However, the question is remote from our present circumstances because there are no secure loans in American society, so any lending is risky and deciding who will use a (fully dischargeable) loan responsibly is, itself, a form of entrepreneurship.
Hypothetically, I could see the case for indicting the holders of FDIC-insured savings accounts as usurers. Those deposits are as secure as any loan in the history of mankind, backed as they are by the full power of the state, even if the bank that holds the deposit fails; but the “interest” on FDIC-insured accounts is so low, the question becomes trivial.
Theso often argues that federally-insured student loan debt is usurious. Yes, it is nearly impossible to discharge in bankruptcy court; but there are no immediate consequences for simply refusing to pay. Wage garnishment is not structurally equivalent to indentured servitude or a public whipping, even if the debtors lack any honest way to scrabble out of their financial hole. I’m not sure Theso is wrong, but I’m not sure he’s right, either.
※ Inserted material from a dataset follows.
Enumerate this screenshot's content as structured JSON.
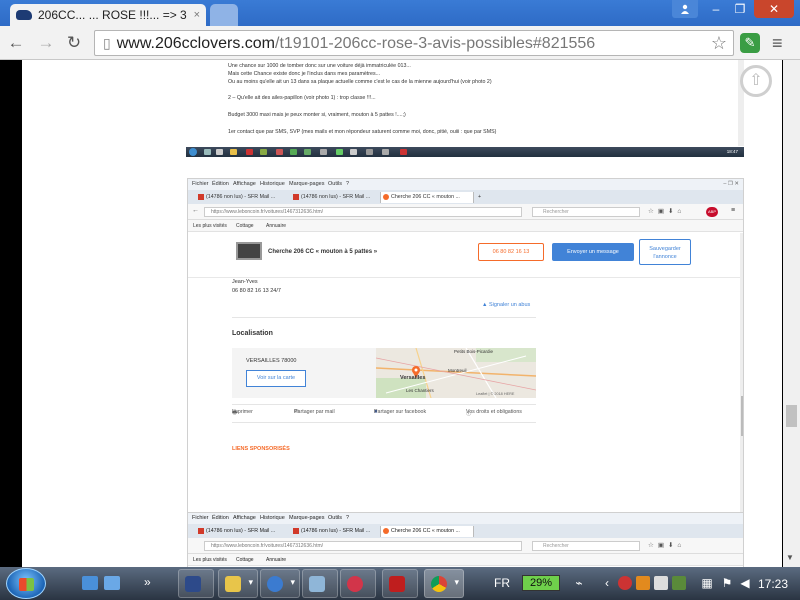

(Fundamentally it’s hard for me to think the student debt crisis wrongs debtors when it is so expensive for the taxpayers who are cast in the role of unwilling usurers.)
Many Roman Catholics who doggedly condemn the modern financial system for its usury tie the theological critique of usury to an economic critique of the financial system as whole, lumping usury in with speculation, financial manias, and structural instability. I’ve never read a good critique along these lines. Most papists don’t seem to recognize that the pre-condition for usury is the absolute security of the loan on which usury is charged. A financial system in which usury was possible would have be a very safe one, because every usurious loan would be secured by the entire property, person, and liberty of the debtor. If a financial instrument is risky — and especially if the risk is contagious, meaning that each insolvent firm’s losses can be passed on to its creditors — that implies the liability it creates can be discharged and is not usurious.